## Problem description
Please return every line in the following data that includes the string "Tweets".

##### Entries provided

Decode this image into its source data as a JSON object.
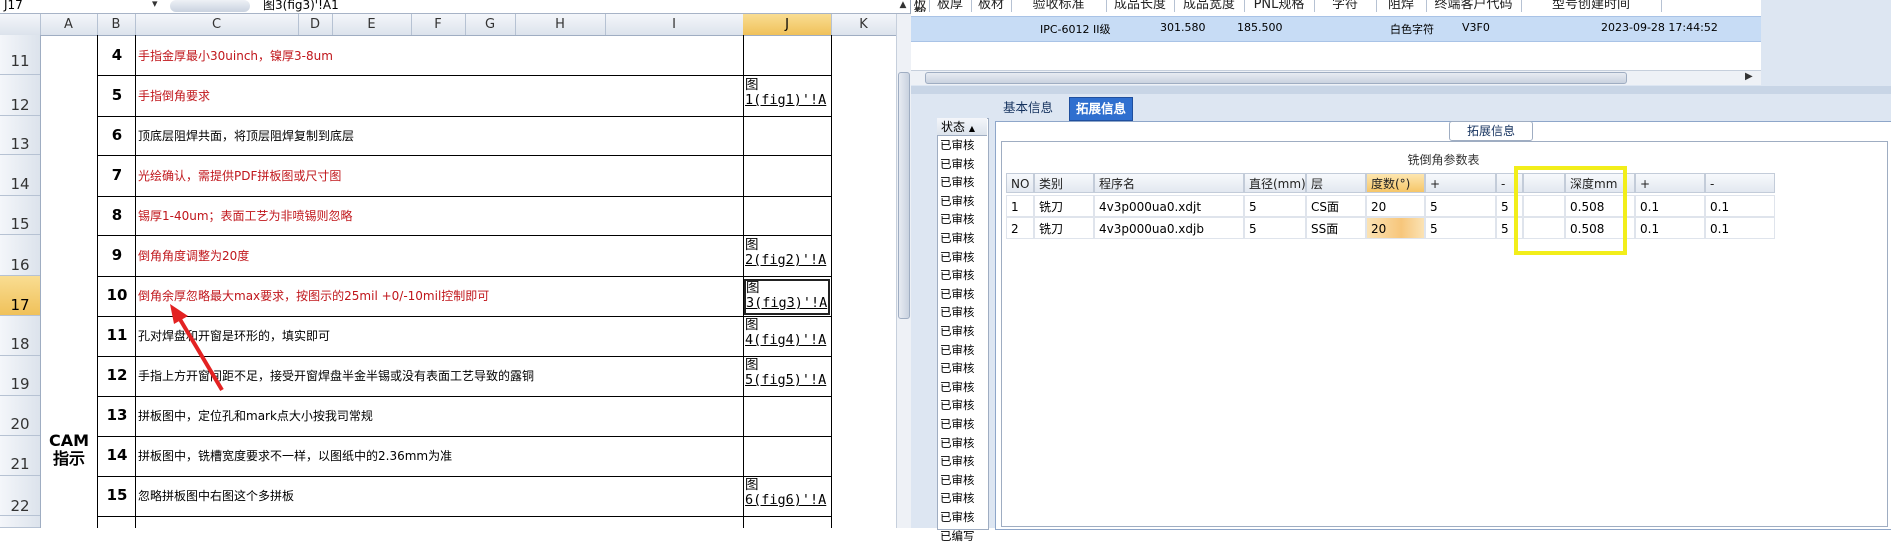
{
  "sheet": {
    "name_box": "J17",
    "formula": "图3(fig3)'!A1",
    "columns": [
      "A",
      "B",
      "C",
      "D",
      "E",
      "F",
      "G",
      "H",
      "I",
      "J",
      "K"
    ],
    "rows": [
      {
        "row": "11",
        "num": "4",
        "text": "手指金厚最小30uinch，镍厚3-8um",
        "red": true,
        "ref": ""
      },
      {
        "row": "12",
        "num": "5",
        "text": "手指倒角要求",
        "red": true,
        "ref": "图\n1(fig1)'!A"
      },
      {
        "row": "13",
        "num": "6",
        "text": "顶底层阻焊共面，将顶层阻焊复制到底层",
        "red": false,
        "ref": ""
      },
      {
        "row": "14",
        "num": "7",
        "text": "光绘确认，需提供PDF拼板图或尺寸图",
        "red": true,
        "ref": ""
      },
      {
        "row": "15",
        "num": "8",
        "text": "锡厚1-40um；表面工艺为非喷锡则忽略",
        "red": true,
        "ref": ""
      },
      {
        "row": "16",
        "num": "9",
        "text": "倒角角度调整为20度",
        "red": true,
        "ref": "图\n2(fig2)'!A"
      },
      {
        "row": "17",
        "num": "10",
        "text": "倒角余厚忽略最大max要求，按图示的25mil +0/-10mil控制即可",
        "red": true,
        "ref": "图\n3(fig3)'!A"
      },
      {
        "row": "18",
        "num": "11",
        "text": "孔对焊盘和开窗是环形的，填实即可",
        "red": false,
        "ref": "图\n4(fig4)'!A"
      },
      {
        "row": "19",
        "num": "12",
        "text": "手指上方开窗间距不足，接受开窗焊盘半金半锡或没有表面工艺导致的露铜",
        "red": false,
        "ref": "图\n5(fig5)'!A"
      },
      {
        "row": "20",
        "num": "13",
        "text": "拼板图中，定位孔和mark点大小按我司常规",
        "red": false,
        "ref": ""
      },
      {
        "row": "21",
        "num": "14",
        "text": "拼板图中，铣槽宽度要求不一样，以图纸中的2.36mm为准",
        "red": false,
        "ref": ""
      },
      {
        "row": "22",
        "num": "15",
        "text": "忽略拼板图中右图这个多拼板",
        "red": false,
        "ref": "图\n6(fig6)'!A"
      }
    ],
    "cam_label": "CAM\n指示"
  },
  "top_grid": {
    "headers": [
      "板数",
      "板厚",
      "板材",
      "验收标准",
      "成品长度",
      "成品宽度",
      "PNL规格",
      "字符",
      "阻焊",
      "终端客户代码",
      "型号创建时间"
    ],
    "row": [
      "",
      "",
      "",
      "IPC-6012 II级",
      "301.580",
      "185.500",
      "",
      "白色字符",
      "",
      "V3F0",
      "2023-09-28 17:44:52"
    ]
  },
  "status": {
    "header": "状态",
    "items": [
      "已审核",
      "已审核",
      "已审核",
      "已审核",
      "已审核",
      "已审核",
      "已审核",
      "已审核",
      "已审核",
      "已审核",
      "已审核",
      "已审核",
      "已审核",
      "已审核",
      "已审核",
      "已审核",
      "已审核",
      "已审核",
      "已审核",
      "已审核",
      "已审核",
      "已编写"
    ]
  },
  "tabs": {
    "basic": "基本信息",
    "extended": "拓展信息"
  },
  "group_title": "拓展信息",
  "param_table": {
    "title": "铣倒角参数表",
    "headers": [
      "NO",
      "类别",
      "程序名",
      "直径(mm)",
      "层",
      "度数(°)",
      "+",
      "-",
      "",
      "深度mm",
      "+",
      "-"
    ],
    "rows": [
      [
        "1",
        "铣刀",
        "4v3p000ua0.xdjt",
        "5",
        "CS面",
        "20",
        "5",
        "5",
        "",
        "0.508",
        "0.1",
        "0.1"
      ],
      [
        "2",
        "铣刀",
        "4v3p000ua0.xdjb",
        "5",
        "SS面",
        "20",
        "5",
        "5",
        "",
        "0.508",
        "0.1",
        "0.1"
      ]
    ]
  },
  "colors": {
    "accent_tab": "#2f6fcf",
    "highlight_box": "#f2ee1a",
    "red_text": "#c0161b",
    "arrow": "#e32222"
  }
}
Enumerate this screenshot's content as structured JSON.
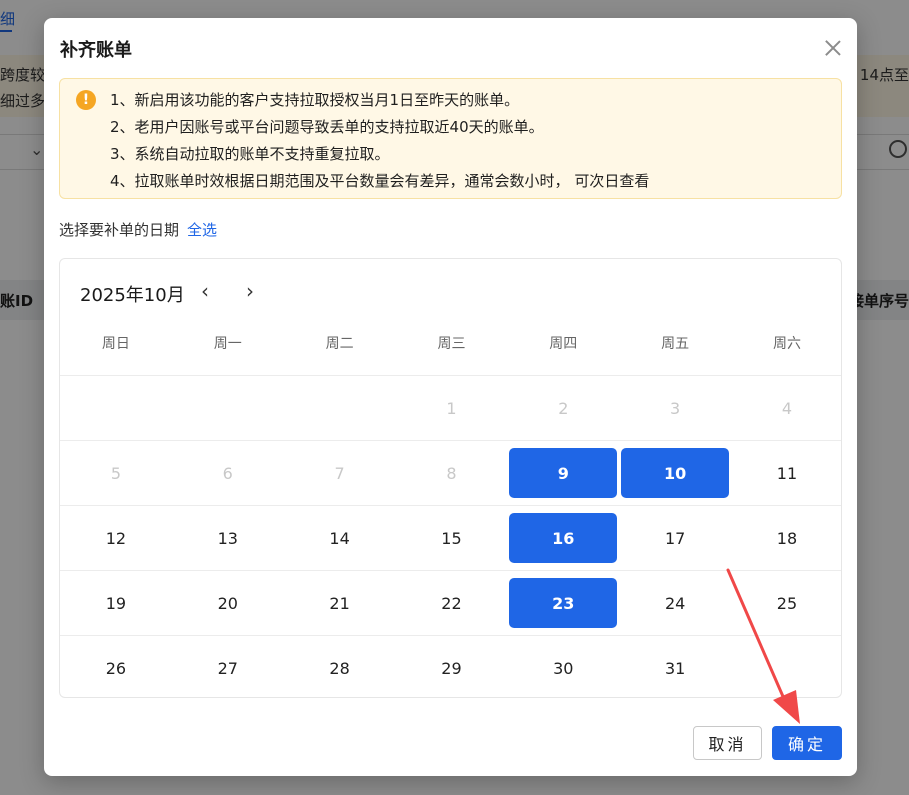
{
  "background": {
    "tab_label": "细",
    "notice_left_line1": "跨度较",
    "notice_left_line2": "细过多",
    "notice_right": "14点至",
    "col_left": "账ID",
    "col_right": "接单序号"
  },
  "dialog": {
    "title": "补齐账单",
    "alert_items": [
      "1、新启用该功能的客户支持拉取授权当月1日至昨天的账单。",
      "2、老用户因账号或平台问题导致丢单的支持拉取近40天的账单。",
      "3、系统自动拉取的账单不支持重复拉取。",
      "4、拉取账单时效根据日期范围及平台数量会有差异，通常会数小时， 可次日查看"
    ],
    "select_label": "选择要补单的日期",
    "select_all": "全选",
    "calendar": {
      "month_label": "2025年10月",
      "weekdays": [
        "周日",
        "周一",
        "周二",
        "周三",
        "周四",
        "周五",
        "周六"
      ],
      "weeks": [
        [
          "",
          "",
          "",
          "1",
          "2",
          "3",
          "4"
        ],
        [
          "5",
          "6",
          "7",
          "8",
          "9",
          "10",
          "11"
        ],
        [
          "12",
          "13",
          "14",
          "15",
          "16",
          "17",
          "18"
        ],
        [
          "19",
          "20",
          "21",
          "22",
          "23",
          "24",
          "25"
        ],
        [
          "26",
          "27",
          "28",
          "29",
          "30",
          "31",
          ""
        ]
      ],
      "disabled_days": [
        "1",
        "2",
        "3",
        "4",
        "5",
        "6",
        "7",
        "8"
      ],
      "selected_days": [
        "9",
        "10",
        "16",
        "23"
      ]
    },
    "cancel_label": "取消",
    "ok_label": "确定"
  },
  "colors": {
    "accent": "#1f66e6",
    "warning": "#f5a623",
    "annotation_arrow": "#f04848"
  }
}
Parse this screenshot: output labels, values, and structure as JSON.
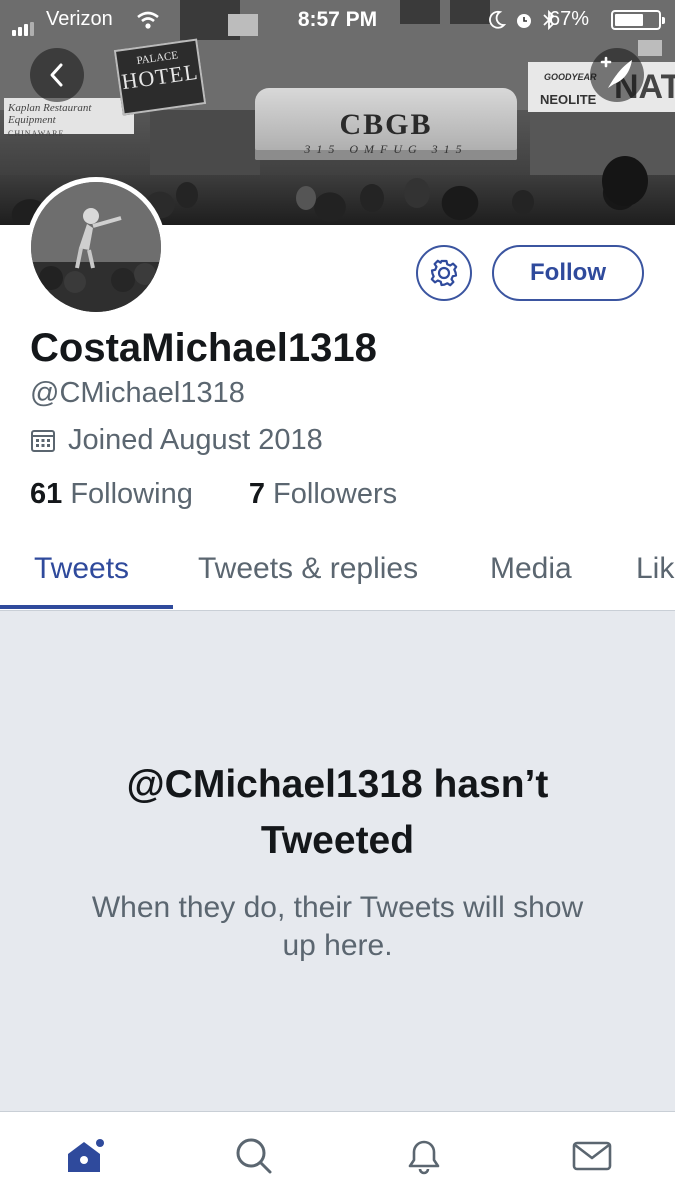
{
  "status_bar": {
    "carrier": "Verizon",
    "time": "8:57 PM",
    "battery": "67%",
    "battery_level": 0.67
  },
  "banner": {
    "hotel_sign_top": "PALACE",
    "hotel_sign_bottom": "HOTEL",
    "store_sign": "Kaplan Restaurant Equipment",
    "store_sign_small": "CHINAWARE",
    "awning_main": "CBGB",
    "awning_sub": "315  OMFUG  315",
    "shop_sign_logo": "GOODYEAR",
    "shop_sign_a": "NEOLITE",
    "shop_sign_b": "NATI"
  },
  "profile": {
    "display_name": "CostaMichael1318",
    "handle": "@CMichael1318",
    "joined": "Joined August 2018",
    "following_count": "61",
    "following_label": "Following",
    "followers_count": "7",
    "followers_label": "Followers",
    "follow_button": "Follow"
  },
  "tabs": [
    {
      "label": "Tweets",
      "active": true
    },
    {
      "label": "Tweets & replies",
      "active": false
    },
    {
      "label": "Media",
      "active": false
    },
    {
      "label": "Lik",
      "active": false
    }
  ],
  "empty_state": {
    "title": "@CMichael1318 hasn’t Tweeted",
    "subtitle": "When they do, their Tweets will show up here."
  },
  "bottom_nav": {
    "items": [
      "home-icon",
      "search-icon",
      "notifications-icon",
      "messages-icon"
    ]
  },
  "colors": {
    "accent": "#2f4a9c",
    "secondary_text": "#5b6670",
    "empty_bg": "#e6e9ee"
  }
}
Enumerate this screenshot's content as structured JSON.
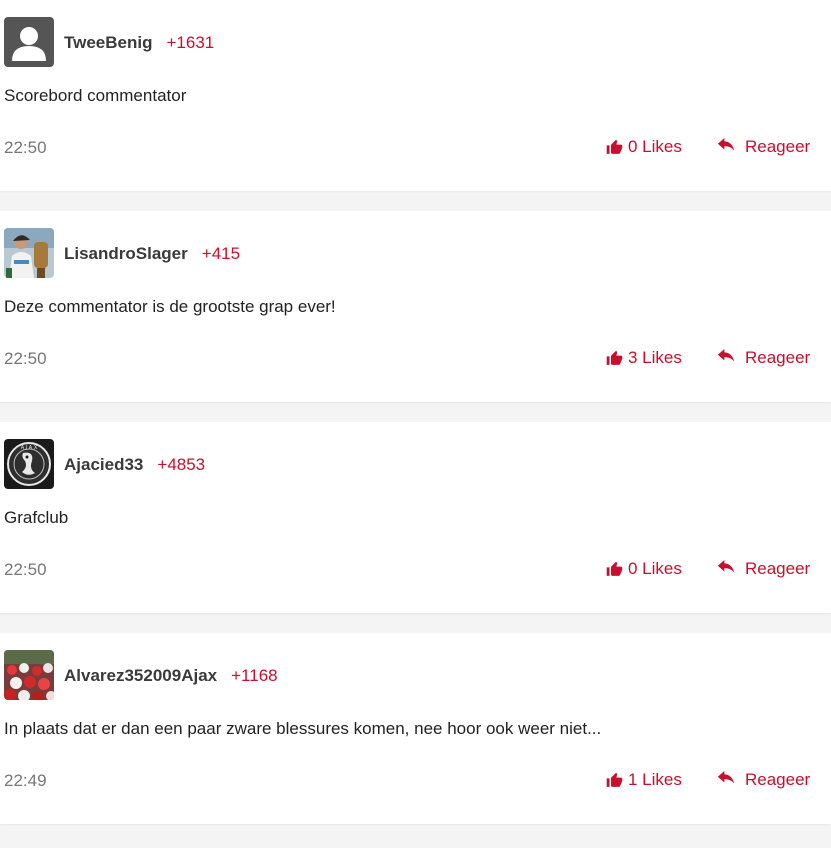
{
  "colors": {
    "accent": "#c8102e",
    "username": "#3a3a3a",
    "muted": "#777777",
    "separator": "#f4f4f4"
  },
  "icons": {
    "like": "thumbs-up-icon",
    "reply": "reply-arrow-icon"
  },
  "comments": [
    {
      "username": "TweeBenig",
      "points": "+1631",
      "text": "Scorebord commentator",
      "time": "22:50",
      "likes": "0 Likes",
      "reply": "Reageer",
      "avatar": "default-user-avatar"
    },
    {
      "username": "LisandroSlager",
      "points": "+415",
      "text": "Deze commentator is de grootste grap ever!",
      "time": "22:50",
      "likes": "3 Likes",
      "reply": "Reageer",
      "avatar": "trophy-photo-avatar"
    },
    {
      "username": "Ajacied33",
      "points": "+4853",
      "text": "Grafclub",
      "time": "22:50",
      "likes": "0 Likes",
      "reply": "Reageer",
      "avatar": "ajax-logo-avatar"
    },
    {
      "username": "Alvarez352009Ajax",
      "points": "+1168",
      "text": "In plaats dat er dan een paar zware blessures komen, nee hoor ook weer niet...",
      "time": "22:49",
      "likes": "1 Likes",
      "reply": "Reageer",
      "avatar": "crowd-photo-avatar"
    }
  ]
}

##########

## Task response
      "label": "Tweets",
      "label": "Tweets & replies",
    "subtitle": "When they do, their Tweets will show up here."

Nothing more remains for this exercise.